● Assignment
Copy out each line featuring the string "Windows" from the entries beneath.

○ ○ ○

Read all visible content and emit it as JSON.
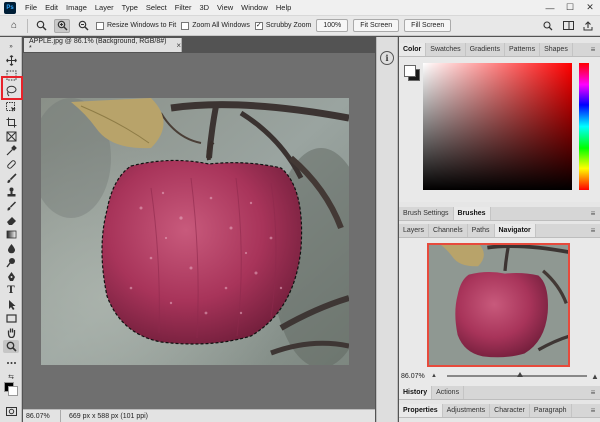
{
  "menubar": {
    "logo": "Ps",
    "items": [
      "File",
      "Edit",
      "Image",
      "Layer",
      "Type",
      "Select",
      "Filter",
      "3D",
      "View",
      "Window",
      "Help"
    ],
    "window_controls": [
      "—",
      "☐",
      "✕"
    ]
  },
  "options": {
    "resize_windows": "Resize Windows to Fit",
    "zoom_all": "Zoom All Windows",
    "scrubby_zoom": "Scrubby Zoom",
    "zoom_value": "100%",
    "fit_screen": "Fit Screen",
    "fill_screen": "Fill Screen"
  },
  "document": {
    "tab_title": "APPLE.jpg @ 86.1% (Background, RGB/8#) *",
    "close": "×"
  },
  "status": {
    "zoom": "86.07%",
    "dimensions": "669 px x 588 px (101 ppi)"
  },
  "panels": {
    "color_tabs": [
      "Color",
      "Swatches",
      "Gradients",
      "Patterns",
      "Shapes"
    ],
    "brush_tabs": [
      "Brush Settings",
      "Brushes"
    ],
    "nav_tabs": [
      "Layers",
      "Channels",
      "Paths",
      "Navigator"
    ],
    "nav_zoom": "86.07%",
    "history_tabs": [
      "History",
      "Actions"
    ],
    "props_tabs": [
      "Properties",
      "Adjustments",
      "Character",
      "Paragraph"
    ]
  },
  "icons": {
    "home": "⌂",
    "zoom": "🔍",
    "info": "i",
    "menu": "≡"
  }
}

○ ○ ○

● Exercise result
    "resize_windows": "Resize Windows to Fit",
    "zoom_all": "Zoom All Windows",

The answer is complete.